DATA FOR PROCESSING:

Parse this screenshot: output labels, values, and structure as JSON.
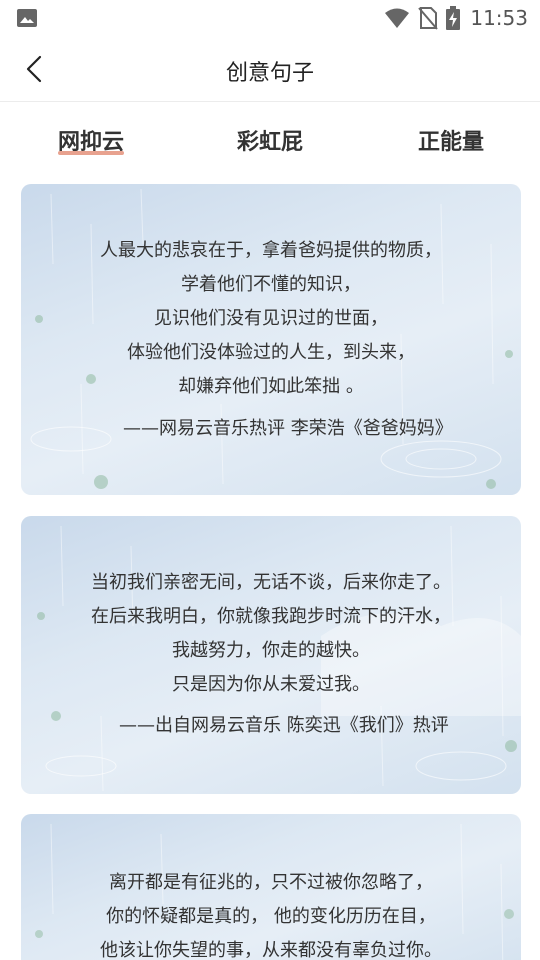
{
  "status_bar": {
    "time": "11:53",
    "icons": [
      "image-icon",
      "wifi-icon",
      "no-sim-icon",
      "battery-charging-icon"
    ]
  },
  "nav": {
    "title": "创意句子",
    "back_icon": "chevron-left-icon"
  },
  "tabs": [
    {
      "label": "网抑云",
      "active": true
    },
    {
      "label": "彩虹屁",
      "active": false
    },
    {
      "label": "正能量",
      "active": false
    }
  ],
  "colors": {
    "accent_underline": "#e8a28f",
    "card_background": "#d8e4f0"
  },
  "cards": [
    {
      "lines": [
        "人最大的悲哀在于，拿着爸妈提供的物质，",
        "学着他们不懂的知识，",
        "见识他们没有见识过的世面，",
        "体验他们没体验过的人生，到头来，",
        "却嫌弃他们如此笨拙 。"
      ],
      "source": "——网易云音乐热评 李荣浩《爸爸妈妈》"
    },
    {
      "lines": [
        "当初我们亲密无间，无话不谈，后来你走了。",
        "在后来我明白，你就像我跑步时流下的汗水，",
        "我越努力，你走的越快。",
        "只是因为你从未爱过我。"
      ],
      "source": "——出自网易云音乐 陈奕迅《我们》热评"
    },
    {
      "lines": [
        "离开都是有征兆的，只不过被你忽略了，",
        "你的怀疑都是真的， 他的变化历历在目，",
        "他该让你失望的事，从来都没有辜负过你。"
      ],
      "source": ""
    }
  ]
}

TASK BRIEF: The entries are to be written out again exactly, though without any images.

TASK ANSWER:
Parse this screenshot: output labels, values, and structure as JSON.
{
  "status_bar": {
    "time": "11:53",
    "icons": [
      "image-icon",
      "wifi-icon",
      "no-sim-icon",
      "battery-charging-icon"
    ]
  },
  "nav": {
    "title": "创意句子",
    "back_icon": "chevron-left-icon"
  },
  "tabs": [
    {
      "label": "网抑云",
      "active": true
    },
    {
      "label": "彩虹屁",
      "active": false
    },
    {
      "label": "正能量",
      "active": false
    }
  ],
  "colors": {
    "accent_underline": "#e8a28f",
    "card_background": "#d8e4f0"
  },
  "cards": [
    {
      "lines": [
        "人最大的悲哀在于，拿着爸妈提供的物质，",
        "学着他们不懂的知识，",
        "见识他们没有见识过的世面，",
        "体验他们没体验过的人生，到头来，",
        "却嫌弃他们如此笨拙 。"
      ],
      "source": "——网易云音乐热评 李荣浩《爸爸妈妈》"
    },
    {
      "lines": [
        "当初我们亲密无间，无话不谈，后来你走了。",
        "在后来我明白，你就像我跑步时流下的汗水，",
        "我越努力，你走的越快。",
        "只是因为你从未爱过我。"
      ],
      "source": "——出自网易云音乐 陈奕迅《我们》热评"
    },
    {
      "lines": [
        "离开都是有征兆的，只不过被你忽略了，",
        "你的怀疑都是真的， 他的变化历历在目，",
        "他该让你失望的事，从来都没有辜负过你。"
      ],
      "source": ""
    }
  ]
}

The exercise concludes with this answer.